DATA TO EXAMINE:
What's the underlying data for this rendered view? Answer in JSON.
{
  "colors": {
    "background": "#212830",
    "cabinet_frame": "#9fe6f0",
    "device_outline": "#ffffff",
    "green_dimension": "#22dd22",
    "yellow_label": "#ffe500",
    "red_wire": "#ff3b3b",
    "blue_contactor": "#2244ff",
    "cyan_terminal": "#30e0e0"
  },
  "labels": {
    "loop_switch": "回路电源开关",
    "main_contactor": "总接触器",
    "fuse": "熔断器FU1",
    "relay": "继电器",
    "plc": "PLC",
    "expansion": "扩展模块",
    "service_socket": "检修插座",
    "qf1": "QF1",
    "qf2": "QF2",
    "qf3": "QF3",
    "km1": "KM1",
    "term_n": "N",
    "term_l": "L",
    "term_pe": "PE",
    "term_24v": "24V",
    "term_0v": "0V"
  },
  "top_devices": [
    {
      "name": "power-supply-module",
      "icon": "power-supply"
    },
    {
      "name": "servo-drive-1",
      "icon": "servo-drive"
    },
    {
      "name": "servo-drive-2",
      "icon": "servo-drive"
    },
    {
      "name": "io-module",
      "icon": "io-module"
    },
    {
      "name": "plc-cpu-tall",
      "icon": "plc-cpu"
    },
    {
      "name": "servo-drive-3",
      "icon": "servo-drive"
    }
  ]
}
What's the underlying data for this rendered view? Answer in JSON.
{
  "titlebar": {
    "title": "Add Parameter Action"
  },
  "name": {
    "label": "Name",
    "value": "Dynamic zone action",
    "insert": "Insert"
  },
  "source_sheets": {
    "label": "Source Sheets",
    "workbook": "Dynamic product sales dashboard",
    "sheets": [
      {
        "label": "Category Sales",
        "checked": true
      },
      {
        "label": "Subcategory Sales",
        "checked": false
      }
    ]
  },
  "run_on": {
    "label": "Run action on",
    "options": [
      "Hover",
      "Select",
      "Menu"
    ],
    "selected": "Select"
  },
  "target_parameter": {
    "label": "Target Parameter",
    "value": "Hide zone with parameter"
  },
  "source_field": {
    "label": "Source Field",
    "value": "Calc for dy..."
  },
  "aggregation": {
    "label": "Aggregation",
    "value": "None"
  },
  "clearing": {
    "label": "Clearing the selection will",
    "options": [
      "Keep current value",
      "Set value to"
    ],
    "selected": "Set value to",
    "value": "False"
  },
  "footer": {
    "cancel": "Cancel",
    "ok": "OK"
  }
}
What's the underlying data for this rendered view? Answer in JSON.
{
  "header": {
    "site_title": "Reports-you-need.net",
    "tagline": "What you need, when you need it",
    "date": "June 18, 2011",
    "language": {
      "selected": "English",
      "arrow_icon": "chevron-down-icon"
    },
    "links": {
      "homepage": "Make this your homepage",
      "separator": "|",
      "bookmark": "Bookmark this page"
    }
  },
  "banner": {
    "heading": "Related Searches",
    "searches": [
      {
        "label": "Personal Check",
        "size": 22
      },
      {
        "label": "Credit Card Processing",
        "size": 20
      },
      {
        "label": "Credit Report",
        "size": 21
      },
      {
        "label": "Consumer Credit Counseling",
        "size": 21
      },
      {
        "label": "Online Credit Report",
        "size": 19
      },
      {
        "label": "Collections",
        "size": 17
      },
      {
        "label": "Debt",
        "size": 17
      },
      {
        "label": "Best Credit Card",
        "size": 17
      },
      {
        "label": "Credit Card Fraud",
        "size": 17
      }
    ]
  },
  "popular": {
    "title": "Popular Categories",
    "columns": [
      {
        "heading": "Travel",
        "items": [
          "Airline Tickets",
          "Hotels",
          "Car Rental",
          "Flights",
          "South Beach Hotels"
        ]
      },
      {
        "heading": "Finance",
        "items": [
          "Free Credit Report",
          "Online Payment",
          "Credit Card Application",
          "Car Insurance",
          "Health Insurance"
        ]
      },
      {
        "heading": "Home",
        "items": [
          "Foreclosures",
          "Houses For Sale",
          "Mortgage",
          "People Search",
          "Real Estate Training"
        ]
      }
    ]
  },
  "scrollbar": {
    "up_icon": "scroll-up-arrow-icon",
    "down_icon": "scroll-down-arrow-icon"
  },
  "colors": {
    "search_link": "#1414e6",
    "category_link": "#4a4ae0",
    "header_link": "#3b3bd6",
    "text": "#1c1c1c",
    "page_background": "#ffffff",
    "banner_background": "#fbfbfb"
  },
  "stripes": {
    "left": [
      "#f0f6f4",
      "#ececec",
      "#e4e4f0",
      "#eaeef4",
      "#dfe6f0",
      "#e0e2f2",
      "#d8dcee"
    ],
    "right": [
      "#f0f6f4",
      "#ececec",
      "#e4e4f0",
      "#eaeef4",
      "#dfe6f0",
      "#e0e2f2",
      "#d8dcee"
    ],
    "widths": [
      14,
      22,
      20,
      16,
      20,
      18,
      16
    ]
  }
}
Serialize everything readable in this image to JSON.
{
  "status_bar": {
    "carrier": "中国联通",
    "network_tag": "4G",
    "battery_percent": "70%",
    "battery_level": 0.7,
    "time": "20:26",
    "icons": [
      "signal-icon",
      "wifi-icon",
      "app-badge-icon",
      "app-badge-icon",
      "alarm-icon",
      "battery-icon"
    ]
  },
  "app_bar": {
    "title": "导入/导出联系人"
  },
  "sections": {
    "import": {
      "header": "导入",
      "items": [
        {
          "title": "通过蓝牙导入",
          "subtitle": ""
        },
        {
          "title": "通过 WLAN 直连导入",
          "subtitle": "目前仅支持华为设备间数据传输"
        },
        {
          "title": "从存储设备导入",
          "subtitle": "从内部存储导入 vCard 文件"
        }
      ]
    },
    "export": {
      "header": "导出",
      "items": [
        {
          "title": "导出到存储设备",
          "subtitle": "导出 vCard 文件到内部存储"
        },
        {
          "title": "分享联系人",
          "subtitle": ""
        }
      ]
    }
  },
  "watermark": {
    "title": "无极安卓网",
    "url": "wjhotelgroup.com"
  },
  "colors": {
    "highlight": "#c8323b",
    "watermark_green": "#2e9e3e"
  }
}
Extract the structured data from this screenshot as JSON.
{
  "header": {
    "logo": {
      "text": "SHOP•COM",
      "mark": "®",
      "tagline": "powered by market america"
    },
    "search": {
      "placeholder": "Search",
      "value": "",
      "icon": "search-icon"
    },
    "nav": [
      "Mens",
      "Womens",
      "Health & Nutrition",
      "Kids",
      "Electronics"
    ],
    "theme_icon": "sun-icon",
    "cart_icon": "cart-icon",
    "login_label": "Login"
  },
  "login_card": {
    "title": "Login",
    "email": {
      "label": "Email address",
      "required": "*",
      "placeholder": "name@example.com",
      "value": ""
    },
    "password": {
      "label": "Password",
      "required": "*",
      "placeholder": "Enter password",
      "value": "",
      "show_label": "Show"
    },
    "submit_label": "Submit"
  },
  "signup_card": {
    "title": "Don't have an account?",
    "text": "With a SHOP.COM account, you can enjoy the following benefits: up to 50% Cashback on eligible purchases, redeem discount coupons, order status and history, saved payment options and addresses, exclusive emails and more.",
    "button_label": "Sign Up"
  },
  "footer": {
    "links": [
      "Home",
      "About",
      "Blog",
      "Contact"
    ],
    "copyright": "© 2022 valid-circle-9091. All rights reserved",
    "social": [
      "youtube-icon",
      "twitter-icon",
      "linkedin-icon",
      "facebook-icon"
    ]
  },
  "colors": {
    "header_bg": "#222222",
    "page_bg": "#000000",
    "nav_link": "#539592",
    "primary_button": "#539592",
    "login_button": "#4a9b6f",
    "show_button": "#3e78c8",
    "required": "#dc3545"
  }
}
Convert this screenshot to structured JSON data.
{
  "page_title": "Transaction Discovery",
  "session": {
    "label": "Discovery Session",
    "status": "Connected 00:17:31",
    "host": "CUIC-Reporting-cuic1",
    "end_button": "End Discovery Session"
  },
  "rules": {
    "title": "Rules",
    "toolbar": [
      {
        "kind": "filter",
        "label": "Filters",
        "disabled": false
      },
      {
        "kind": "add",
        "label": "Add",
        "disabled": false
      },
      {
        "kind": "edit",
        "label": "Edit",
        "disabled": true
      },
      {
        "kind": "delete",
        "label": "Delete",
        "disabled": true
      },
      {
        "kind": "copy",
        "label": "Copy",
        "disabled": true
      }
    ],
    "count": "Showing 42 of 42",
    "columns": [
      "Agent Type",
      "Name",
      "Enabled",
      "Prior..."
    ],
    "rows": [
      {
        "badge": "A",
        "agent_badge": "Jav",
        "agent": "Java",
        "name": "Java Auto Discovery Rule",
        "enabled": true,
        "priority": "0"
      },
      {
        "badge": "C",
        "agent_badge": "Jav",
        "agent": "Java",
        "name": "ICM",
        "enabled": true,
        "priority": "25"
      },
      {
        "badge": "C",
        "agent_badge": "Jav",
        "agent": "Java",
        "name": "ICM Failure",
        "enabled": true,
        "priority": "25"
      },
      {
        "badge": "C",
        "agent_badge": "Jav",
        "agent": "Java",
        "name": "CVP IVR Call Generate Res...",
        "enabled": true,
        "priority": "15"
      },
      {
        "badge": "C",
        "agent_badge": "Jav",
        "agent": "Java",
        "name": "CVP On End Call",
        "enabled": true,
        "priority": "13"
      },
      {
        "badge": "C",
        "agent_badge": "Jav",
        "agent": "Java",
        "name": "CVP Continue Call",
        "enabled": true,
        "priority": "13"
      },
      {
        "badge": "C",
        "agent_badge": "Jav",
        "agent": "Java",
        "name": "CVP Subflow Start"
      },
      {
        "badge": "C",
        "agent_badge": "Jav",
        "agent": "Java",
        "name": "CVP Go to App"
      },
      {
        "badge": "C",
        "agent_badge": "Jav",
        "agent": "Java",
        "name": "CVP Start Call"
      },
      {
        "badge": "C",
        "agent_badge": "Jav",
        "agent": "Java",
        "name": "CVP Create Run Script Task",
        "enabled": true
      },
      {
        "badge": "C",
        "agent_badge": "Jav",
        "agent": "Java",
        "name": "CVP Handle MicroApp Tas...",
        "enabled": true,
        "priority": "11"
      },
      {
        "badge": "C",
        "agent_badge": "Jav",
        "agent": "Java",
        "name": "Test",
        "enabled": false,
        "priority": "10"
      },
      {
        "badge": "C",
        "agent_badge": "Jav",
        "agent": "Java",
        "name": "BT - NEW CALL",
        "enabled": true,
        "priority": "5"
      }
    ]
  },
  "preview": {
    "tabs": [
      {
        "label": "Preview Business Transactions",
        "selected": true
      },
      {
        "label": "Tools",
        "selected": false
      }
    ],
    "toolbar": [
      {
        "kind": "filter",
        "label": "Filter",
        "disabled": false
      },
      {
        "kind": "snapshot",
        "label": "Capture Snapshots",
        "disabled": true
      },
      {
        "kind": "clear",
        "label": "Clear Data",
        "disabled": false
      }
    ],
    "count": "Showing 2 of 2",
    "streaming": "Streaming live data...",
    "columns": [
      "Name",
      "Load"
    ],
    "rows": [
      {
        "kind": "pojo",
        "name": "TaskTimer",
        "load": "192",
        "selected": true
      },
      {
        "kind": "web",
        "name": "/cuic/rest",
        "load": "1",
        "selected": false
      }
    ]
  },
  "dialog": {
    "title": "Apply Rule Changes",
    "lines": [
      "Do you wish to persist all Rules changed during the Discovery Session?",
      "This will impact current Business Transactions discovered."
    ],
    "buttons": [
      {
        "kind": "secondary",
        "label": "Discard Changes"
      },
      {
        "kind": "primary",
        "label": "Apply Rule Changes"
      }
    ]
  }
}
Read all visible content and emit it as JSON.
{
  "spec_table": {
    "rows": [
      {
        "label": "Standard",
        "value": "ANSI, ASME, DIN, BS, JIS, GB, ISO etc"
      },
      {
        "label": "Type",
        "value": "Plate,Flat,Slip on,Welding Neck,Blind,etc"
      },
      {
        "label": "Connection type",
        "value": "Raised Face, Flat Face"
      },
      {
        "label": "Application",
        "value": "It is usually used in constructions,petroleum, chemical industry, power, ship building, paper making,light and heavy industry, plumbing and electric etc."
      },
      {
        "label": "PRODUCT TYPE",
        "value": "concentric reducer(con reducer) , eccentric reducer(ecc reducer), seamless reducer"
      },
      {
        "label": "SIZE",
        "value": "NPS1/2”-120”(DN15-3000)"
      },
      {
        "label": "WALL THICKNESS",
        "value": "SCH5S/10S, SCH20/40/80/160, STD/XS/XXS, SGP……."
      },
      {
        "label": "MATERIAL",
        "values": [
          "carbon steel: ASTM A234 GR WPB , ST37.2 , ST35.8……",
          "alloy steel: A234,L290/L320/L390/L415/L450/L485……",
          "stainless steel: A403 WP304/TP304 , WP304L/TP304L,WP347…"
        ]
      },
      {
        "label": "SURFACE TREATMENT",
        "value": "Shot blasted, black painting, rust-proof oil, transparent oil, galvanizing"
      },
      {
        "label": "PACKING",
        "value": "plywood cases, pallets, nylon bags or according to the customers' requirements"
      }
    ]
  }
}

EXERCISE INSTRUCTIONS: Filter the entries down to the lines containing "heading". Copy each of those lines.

TASK RESULT:
    "heading": "Related Searches",
        "heading": "Travel",
        "heading": "Finance",
        "heading": "Home",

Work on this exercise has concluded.